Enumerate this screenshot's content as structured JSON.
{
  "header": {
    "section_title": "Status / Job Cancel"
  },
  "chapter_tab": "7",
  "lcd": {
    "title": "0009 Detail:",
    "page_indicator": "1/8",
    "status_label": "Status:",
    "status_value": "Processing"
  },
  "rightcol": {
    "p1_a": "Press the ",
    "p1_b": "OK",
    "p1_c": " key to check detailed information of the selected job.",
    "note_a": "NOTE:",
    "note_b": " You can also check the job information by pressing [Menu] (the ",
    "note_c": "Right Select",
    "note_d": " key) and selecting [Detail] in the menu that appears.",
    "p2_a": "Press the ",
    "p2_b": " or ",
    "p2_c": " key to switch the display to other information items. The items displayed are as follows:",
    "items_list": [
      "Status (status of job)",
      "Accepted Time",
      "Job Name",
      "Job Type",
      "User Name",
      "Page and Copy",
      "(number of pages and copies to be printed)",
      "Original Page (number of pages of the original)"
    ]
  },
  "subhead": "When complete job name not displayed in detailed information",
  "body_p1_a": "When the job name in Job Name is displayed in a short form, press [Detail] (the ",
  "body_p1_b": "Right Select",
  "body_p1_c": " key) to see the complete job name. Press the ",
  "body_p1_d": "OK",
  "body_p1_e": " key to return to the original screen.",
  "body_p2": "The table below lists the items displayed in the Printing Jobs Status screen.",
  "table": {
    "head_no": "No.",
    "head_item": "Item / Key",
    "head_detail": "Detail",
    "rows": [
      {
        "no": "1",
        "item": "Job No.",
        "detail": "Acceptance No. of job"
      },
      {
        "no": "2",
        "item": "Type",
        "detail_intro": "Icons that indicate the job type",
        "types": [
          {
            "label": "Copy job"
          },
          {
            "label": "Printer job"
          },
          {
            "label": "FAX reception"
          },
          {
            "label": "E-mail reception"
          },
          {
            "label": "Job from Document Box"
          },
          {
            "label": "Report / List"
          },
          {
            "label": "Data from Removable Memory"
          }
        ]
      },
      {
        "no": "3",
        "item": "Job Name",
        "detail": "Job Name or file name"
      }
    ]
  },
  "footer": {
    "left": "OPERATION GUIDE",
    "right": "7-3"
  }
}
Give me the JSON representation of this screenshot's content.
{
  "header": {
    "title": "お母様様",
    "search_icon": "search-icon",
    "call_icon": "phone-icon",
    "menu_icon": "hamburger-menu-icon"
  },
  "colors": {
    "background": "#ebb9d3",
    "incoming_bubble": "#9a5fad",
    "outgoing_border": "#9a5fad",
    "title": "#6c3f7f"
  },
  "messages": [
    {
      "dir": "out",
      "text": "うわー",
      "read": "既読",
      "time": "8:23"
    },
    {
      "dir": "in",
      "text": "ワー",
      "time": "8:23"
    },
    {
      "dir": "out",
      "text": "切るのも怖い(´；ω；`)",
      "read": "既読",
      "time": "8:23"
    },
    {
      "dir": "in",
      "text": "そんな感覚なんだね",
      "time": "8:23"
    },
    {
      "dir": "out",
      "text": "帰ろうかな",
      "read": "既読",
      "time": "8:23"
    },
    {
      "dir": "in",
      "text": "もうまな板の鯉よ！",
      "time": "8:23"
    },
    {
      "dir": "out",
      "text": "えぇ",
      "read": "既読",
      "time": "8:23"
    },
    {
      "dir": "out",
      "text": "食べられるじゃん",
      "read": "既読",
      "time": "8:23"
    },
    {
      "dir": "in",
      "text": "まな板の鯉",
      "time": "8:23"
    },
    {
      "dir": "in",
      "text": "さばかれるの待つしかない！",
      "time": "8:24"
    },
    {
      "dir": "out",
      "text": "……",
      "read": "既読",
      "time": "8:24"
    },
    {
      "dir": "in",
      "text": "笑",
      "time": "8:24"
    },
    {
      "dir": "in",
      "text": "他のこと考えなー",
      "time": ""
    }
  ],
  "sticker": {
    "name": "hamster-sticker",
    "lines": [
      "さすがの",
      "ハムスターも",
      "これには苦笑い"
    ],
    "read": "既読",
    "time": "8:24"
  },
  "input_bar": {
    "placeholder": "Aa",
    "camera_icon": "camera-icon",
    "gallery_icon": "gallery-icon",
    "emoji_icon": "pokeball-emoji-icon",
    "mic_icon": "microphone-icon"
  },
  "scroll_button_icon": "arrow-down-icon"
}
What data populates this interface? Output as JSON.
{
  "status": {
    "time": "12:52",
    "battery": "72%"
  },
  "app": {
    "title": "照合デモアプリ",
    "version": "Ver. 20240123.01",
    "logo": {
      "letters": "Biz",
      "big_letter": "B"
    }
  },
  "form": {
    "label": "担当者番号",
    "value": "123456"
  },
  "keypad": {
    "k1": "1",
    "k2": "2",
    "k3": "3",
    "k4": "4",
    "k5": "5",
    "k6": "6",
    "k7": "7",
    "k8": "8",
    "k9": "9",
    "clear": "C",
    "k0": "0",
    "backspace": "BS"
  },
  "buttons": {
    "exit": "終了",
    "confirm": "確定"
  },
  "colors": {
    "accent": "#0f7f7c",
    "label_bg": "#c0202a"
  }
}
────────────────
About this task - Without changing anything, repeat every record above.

Reply -
Enumerate this screenshot's content as structured JSON.
{
  "header": {
    "section_title": "Status / Job Cancel"
  },
  "chapter_tab": "7",
  "lcd": {
    "title": "0009 Detail:",
    "page_indicator": "1/8",
    "status_label": "Status:",
    "status_value": "Processing"
  },
  "rightcol": {
    "p1_a": "Press the ",
    "p1_b": "OK",
    "p1_c": " key to check detailed information of the selected job.",
    "note_a": "NOTE:",
    "note_b": " You can also check the job information by pressing [Menu] (the ",
    "note_c": "Right Select",
    "note_d": " key) and selecting [Detail] in the menu that appears.",
    "p2_a": "Press the ",
    "p2_b": " or ",
    "p2_c": " key to switch the display to other information items. The items displayed are as follows:",
    "items_list": [
      "Status (status of job)",
      "Accepted Time",
      "Job Name",
      "Job Type",
      "User Name",
      "Page and Copy",
      "(number of pages and copies to be printed)",
      "Original Page (number of pages of the original)"
    ]
  },
  "subhead": "When complete job name not displayed in detailed information",
  "body_p1_a": "When the job name in Job Name is displayed in a short form, press [Detail] (the ",
  "body_p1_b": "Right Select",
  "body_p1_c": " key) to see the complete job name. Press the ",
  "body_p1_d": "OK",
  "body_p1_e": " key to return to the original screen.",
  "body_p2": "The table below lists the items displayed in the Printing Jobs Status screen.",
  "table": {
    "head_no": "No.",
    "head_item": "Item / Key",
    "head_detail": "Detail",
    "rows": [
      {
        "no": "1",
        "item": "Job No.",
        "detail": "Acceptance No. of job"
      },
      {
        "no": "2",
        "item": "Type",
        "detail_intro": "Icons that indicate the job type",
        "types": [
          {
            "label": "Copy job"
          },
          {
            "label": "Printer job"
          },
          {
            "label": "FAX reception"
          },
          {
            "label": "E-mail reception"
          },
          {
            "label": "Job from Document Box"
          },
          {
            "label": "Report / List"
          },
          {
            "label": "Data from Removable Memory"
          }
        ]
      },
      {
        "no": "3",
        "item": "Job Name",
        "detail": "Job Name or file name"
      }
    ]
  },
  "footer": {
    "left": "OPERATION GUIDE",
    "right": "7-3"
  }
}
Give me the JSON representation of this screenshot's content.
{
  "header": {
    "title": "お母様様",
    "search_icon": "search-icon",
    "call_icon": "phone-icon",
    "menu_icon": "hamburger-menu-icon"
  },
  "colors": {
    "background": "#ebb9d3",
    "incoming_bubble": "#9a5fad",
    "outgoing_border": "#9a5fad",
    "title": "#6c3f7f"
  },
  "messages": [
    {
      "dir": "out",
      "text": "うわー",
      "read": "既読",
      "time": "8:23"
    },
    {
      "dir": "in",
      "text": "ワー",
      "time": "8:23"
    },
    {
      "dir": "out",
      "text": "切るのも怖い(´；ω；`)",
      "read": "既読",
      "time": "8:23"
    },
    {
      "dir": "in",
      "text": "そんな感覚なんだね",
      "time": "8:23"
    },
    {
      "dir": "out",
      "text": "帰ろうかな",
      "read": "既読",
      "time": "8:23"
    },
    {
      "dir": "in",
      "text": "もうまな板の鯉よ！",
      "time": "8:23"
    },
    {
      "dir": "out",
      "text": "えぇ",
      "read": "既読",
      "time": "8:23"
    },
    {
      "dir": "out",
      "text": "食べられるじゃん",
      "read": "既読",
      "time": "8:23"
    },
    {
      "dir": "in",
      "text": "まな板の鯉",
      "time": "8:23"
    },
    {
      "dir": "in",
      "text": "さばかれるの待つしかない！",
      "time": "8:24"
    },
    {
      "dir": "out",
      "text": "……",
      "read": "既読",
      "time": "8:24"
    },
    {
      "dir": "in",
      "text": "笑",
      "time": "8:24"
    },
    {
      "dir": "in",
      "text": "他のこと考えなー",
      "time": ""
    }
  ],
  "sticker": {
    "name": "hamster-sticker",
    "lines": [
      "さすがの",
      "ハムスターも",
      "これには苦笑い"
    ],
    "read": "既読",
    "time": "8:24"
  },
  "input_bar": {
    "placeholder": "Aa",
    "camera_icon": "camera-icon",
    "gallery_icon": "gallery-icon",
    "emoji_icon": "pokeball-emoji-icon",
    "mic_icon": "microphone-icon"
  },
  "scroll_button_icon": "arrow-down-icon"
}
What data populates this interface? Output as JSON.
{
  "status": {
    "time": "12:52",
    "battery": "72%"
  },
  "app": {
    "title": "照合デモアプリ",
    "version": "Ver. 20240123.01",
    "logo": {
      "letters": "Biz",
      "big_letter": "B"
    }
  },
  "form": {
    "label": "担当者番号",
    "value": "123456"
  },
  "keypad": {
    "k1": "1",
    "k2": "2",
    "k3": "3",
    "k4": "4",
    "k5": "5",
    "k6": "6",
    "k7": "7",
    "k8": "8",
    "k9": "9",
    "clear": "C",
    "k0": "0",
    "backspace": "BS"
  },
  "buttons": {
    "exit": "終了",
    "confirm": "確定"
  },
  "colors": {
    "accent": "#0f7f7c",
    "label_bg": "#c0202a"
  }
}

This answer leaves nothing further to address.